Tony the Tiger – the neckerchiefed mascot of Kellogg’s Frosties – is becoming a VTuber, with some kind of heavily sponsored Twitch stream scheduled for this Friday in which “he” will play “a popular battle royale game” with some other livestreamers. I’m not very interested in this, to be honest, but I am curious about the “milk-coolant PC” that Tony’s avatar will be using to get the W’s and build creepy parasocial relationships with viewers. Could such a PC, liquid-cooled by a dairy product, actually function?
The answer is yes, to an extent, because it’s already been tried - as far back as 2016. Tech YouTuberists JayzTwoCents and Toby’s Tech have both tested milk as a coolant in open-loop liquid cooling systems, thus enriching mankind with the knowledge that cow juice can chill a gaming CPU. Until it turns, at least.
JayzTwoCents’s experiment used skimmed milk to cool an Intel Core i7-5930K, overclocked from 3.7GHz to 4.4GHz, while Toby’s Tech filled a homemade open loop system with semi-skimmed milk to cool an Intel Core i3-2100 at stock speeds. In both cases, CPU package and/or core temperatures were not only stable under increased load, but could compete with – and sometimes slightly even outperform – regular PC coolant. Tony’s imaginary rig seems to include the graphics card in the open loop system as well, not just the CPU, but the evidence suggests that a milk-cooled PC could run comfortably if the milk is fresh.
At no point does the milk overheat, separate, or curdle, and for the benefit of any beverage manufacturers considering a similar marketing stunt: JayzTwoCents found that milk is a more effective coolant than both orange juice and some revoltingly coloured energy drink. We could also consider the Irn-Bru PC, but that cheats by merely using a Bru-mimicking coolant colour, not the drink itself.
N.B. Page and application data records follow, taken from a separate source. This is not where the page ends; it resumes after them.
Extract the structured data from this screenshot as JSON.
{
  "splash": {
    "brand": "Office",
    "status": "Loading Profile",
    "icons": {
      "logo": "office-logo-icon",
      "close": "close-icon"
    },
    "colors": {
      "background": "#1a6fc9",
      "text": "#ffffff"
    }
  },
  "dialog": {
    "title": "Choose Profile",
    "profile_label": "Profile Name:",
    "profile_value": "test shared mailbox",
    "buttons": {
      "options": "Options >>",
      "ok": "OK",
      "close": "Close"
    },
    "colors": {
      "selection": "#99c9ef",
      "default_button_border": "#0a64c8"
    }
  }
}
However, all of that is not to say that regulating temperatures with Cravendale is in fact a clever PC building hack. Or even a good idea at all. Both videos discovered the milk left a nasty residue on the inside of the cooling setups’ tubes and reservoirs, even after flushing them with water. Then there’s the obvious issue of the milk eventually going sour – even if it’s in a sealed environment, proteins in the milk will invariably break down in time and spoil it. Presumably turning lumpy if left for long enough, and you can imagine the issues with having a trail of miniature fatbergs clogging up the PC’s pipes.
Milk, then: refreshing, affordable, and available in several non-dairy varieties, but not an ideal PC cooling liquid in spite of its weirdly impressive performance. Tony and anyone else who’s just really, really enthusiastic about breakfast cereal should consider a white-coloured conventional coolant instead.